My co-authored paper, “The Past 110 Years: Historical Data on the Underrepresentation of Women in Philosophy Journals” has been accepted for publication at Ethics and is now forthcoming. This research is a part of the Demographics in Philosophy Project: Women-In-Philosophy.org
You can find out more information about our recent work on my website.
Abstract: This paper provides the first large-scale, philosophy specific, longitudinal study examining publication rates by gender across a broad range of philosophy journals. It analyses data from the JSTOR database from 1900 to 2010. We divide our data into three distinct categories: “Top-Philosophy” journals, “Non-Top Philosophy” journals, and “Interdisciplinary” journals. The paper makes five points while providing an overview of the historical trends of women authorships in philosophy. First, since 1900, the proportion of women authorships across all types of philosophy journals has increased, but the proportion of women publishing in philosophy has plateaued since the 1990s, which counters the trends in most other fields of study.
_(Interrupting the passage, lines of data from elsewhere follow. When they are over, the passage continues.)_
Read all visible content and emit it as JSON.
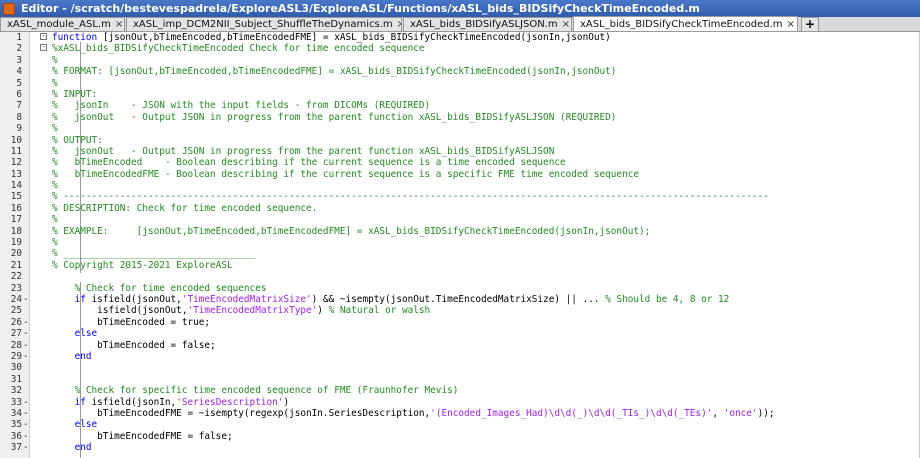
{
  "window": {
    "title": "Editor - /scratch/bestevespadrela/ExploreASL3/ExploreASL/Functions/xASL_bids_BIDSifyCheckTimeEncoded.m"
  },
  "tabs": [
    {
      "label": "xASL_module_ASL.m",
      "close": "×"
    },
    {
      "label": "xASL_imp_DCM2NII_Subject_ShuffleTheDynamics.m",
      "close": "×"
    },
    {
      "label": "xASL_bids_BIDSifyASLJSON.m",
      "close": "×"
    },
    {
      "label": "xASL_bids_BIDSifyCheckTimeEncoded.m",
      "close": "×"
    }
  ],
  "add_tab_label": "+",
  "lines": [
    {
      "n": "1",
      "m": "",
      "segs": [
        [
          "kw",
          "function "
        ],
        [
          "",
          "[jsonOut,bTimeEncoded,bTimeEncodedFME] = xASL_bids_BIDSifyCheckTimeEncoded(jsonIn,jsonOut)"
        ]
      ]
    },
    {
      "n": "2",
      "m": "",
      "segs": [
        [
          "cm",
          "%xASL_bids_BIDSifyCheckTimeEncoded Check for time encoded sequence"
        ]
      ]
    },
    {
      "n": "3",
      "m": "",
      "segs": [
        [
          "cm",
          "%"
        ]
      ]
    },
    {
      "n": "4",
      "m": "",
      "segs": [
        [
          "cm",
          "% FORMAT: [jsonOut,bTimeEncoded,bTimeEncodedFME] = xASL_bids_BIDSifyCheckTimeEncoded(jsonIn,jsonOut)"
        ]
      ]
    },
    {
      "n": "5",
      "m": "",
      "segs": [
        [
          "cm",
          "%"
        ]
      ]
    },
    {
      "n": "6",
      "m": "",
      "segs": [
        [
          "cm",
          "% INPUT:"
        ]
      ]
    },
    {
      "n": "7",
      "m": "",
      "segs": [
        [
          "cm",
          "%   jsonIn    - JSON with the input fields - from DICOMs (REQUIRED)"
        ]
      ]
    },
    {
      "n": "8",
      "m": "",
      "segs": [
        [
          "cm",
          "%   jsonOut   - Output JSON in progress from the parent function xASL_bids_BIDSifyASLJSON (REQUIRED)"
        ]
      ]
    },
    {
      "n": "9",
      "m": "",
      "segs": [
        [
          "cm",
          "%"
        ]
      ]
    },
    {
      "n": "10",
      "m": "",
      "segs": [
        [
          "cm",
          "% OUTPUT:"
        ]
      ]
    },
    {
      "n": "11",
      "m": "",
      "segs": [
        [
          "cm",
          "%   jsonOut   - Output JSON in progress from the parent function xASL_bids_BIDSifyASLJSON"
        ]
      ]
    },
    {
      "n": "12",
      "m": "",
      "segs": [
        [
          "cm",
          "%   bTimeEncoded    - Boolean describing if the current sequence is a time encoded sequence"
        ]
      ]
    },
    {
      "n": "13",
      "m": "",
      "segs": [
        [
          "cm",
          "%   bTimeEncodedFME - Boolean describing if the current sequence is a specific FME time encoded sequence"
        ]
      ]
    },
    {
      "n": "14",
      "m": "",
      "segs": [
        [
          "cm",
          "%"
        ]
      ]
    },
    {
      "n": "15",
      "m": "",
      "segs": [
        [
          "cm",
          "% -----------------------------------------------------------------------------------------------------------------------------"
        ]
      ]
    },
    {
      "n": "16",
      "m": "",
      "segs": [
        [
          "cm",
          "% DESCRIPTION: Check for time encoded sequence."
        ]
      ]
    },
    {
      "n": "17",
      "m": "",
      "segs": [
        [
          "cm",
          "%"
        ]
      ]
    },
    {
      "n": "18",
      "m": "",
      "segs": [
        [
          "cm",
          "% EXAMPLE:     [jsonOut,bTimeEncoded,bTimeEncodedFME] = xASL_bids_BIDSifyCheckTimeEncoded(jsonIn,jsonOut);"
        ]
      ]
    },
    {
      "n": "19",
      "m": "",
      "segs": [
        [
          "cm",
          "%"
        ]
      ]
    },
    {
      "n": "20",
      "m": "",
      "segs": [
        [
          "cm",
          "% __________________________________"
        ]
      ]
    },
    {
      "n": "21",
      "m": "",
      "segs": [
        [
          "cm",
          "% Copyright 2015-2021 ExploreASL"
        ]
      ]
    },
    {
      "n": "22",
      "m": "",
      "segs": [
        [
          "",
          ""
        ]
      ]
    },
    {
      "n": "23",
      "m": "",
      "segs": [
        [
          "cm",
          "    % Check for time encoded sequences"
        ]
      ]
    },
    {
      "n": "24",
      "m": "-",
      "segs": [
        [
          "kw",
          "    if "
        ],
        [
          "",
          "isfield(jsonOut,"
        ],
        [
          "st",
          "'TimeEncodedMatrixSize'"
        ],
        [
          "",
          ") && ~isempty(jsonOut.TimeEncodedMatrixSize) || ... "
        ],
        [
          "cm",
          "% Should be 4, 8 or 12"
        ]
      ]
    },
    {
      "n": "25",
      "m": "",
      "segs": [
        [
          "",
          "        isfield(jsonOut,"
        ],
        [
          "st",
          "'TimeEncodedMatrixType'"
        ],
        [
          "",
          ") "
        ],
        [
          "cm",
          "% Natural or walsh"
        ]
      ]
    },
    {
      "n": "26",
      "m": "-",
      "segs": [
        [
          "",
          "        bTimeEncoded = true;"
        ]
      ]
    },
    {
      "n": "27",
      "m": "-",
      "segs": [
        [
          "kw",
          "    else"
        ]
      ]
    },
    {
      "n": "28",
      "m": "-",
      "segs": [
        [
          "",
          "        bTimeEncoded = false;"
        ]
      ]
    },
    {
      "n": "29",
      "m": "-",
      "segs": [
        [
          "kw",
          "    end"
        ]
      ]
    },
    {
      "n": "30",
      "m": "",
      "segs": [
        [
          "",
          ""
        ]
      ]
    },
    {
      "n": "31",
      "m": "",
      "segs": [
        [
          "",
          ""
        ]
      ]
    },
    {
      "n": "32",
      "m": "",
      "segs": [
        [
          "cm",
          "    % Check for specific time encoded sequence of FME (Fraunhofer Mevis)"
        ]
      ]
    },
    {
      "n": "33",
      "m": "-",
      "segs": [
        [
          "kw",
          "    if "
        ],
        [
          "",
          "isfield(jsonIn,"
        ],
        [
          "st",
          "'SeriesDescription'"
        ],
        [
          "",
          ")"
        ]
      ]
    },
    {
      "n": "34",
      "m": "-",
      "segs": [
        [
          "",
          "        bTimeEncodedFME = ~isempty(regexp(jsonIn.SeriesDescription,"
        ],
        [
          "st",
          "'(Encoded_Images_Had)\\d\\d(_)\\d\\d(_TIs_)\\d\\d(_TEs)'"
        ],
        [
          "",
          ", "
        ],
        [
          "st",
          "'once'"
        ],
        [
          "",
          "));"
        ]
      ]
    },
    {
      "n": "35",
      "m": "-",
      "segs": [
        [
          "kw",
          "    else"
        ]
      ]
    },
    {
      "n": "36",
      "m": "-",
      "segs": [
        [
          "",
          "        bTimeEncodedFME = false;"
        ]
      ]
    },
    {
      "n": "37",
      "m": "-",
      "segs": [
        [
          "kw",
          "    end"
        ]
      ]
    }
  ]
}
Second, Top-Philosophy journals publish the lowest proportion of women authors over time. Third, the proportion of women authorships is typically less than the proportion of US women faculty for Top-Philosophy journals but not lower ranked philosophy journals. Fourth, the proportion of women faculty in the US who specialize in Value Theory is much higher than the proportion of women authorships in Value Theory. Fifth, journals practicing different review types publish different proportions of women depending on journal category. We conclude that, although the proportion of women authorships in philosophy has increased over time, there are still measurable disparities in publication rates between men and women in different kinds of journals in philosophy.
Citation: Hassoun, N., Conklin, S., Nekrasov, M., & West, J. “The Past 110 Years: Historical Data on the Underrepresentation of Women in Philosophy Journals.” Ethics (Forthcoming).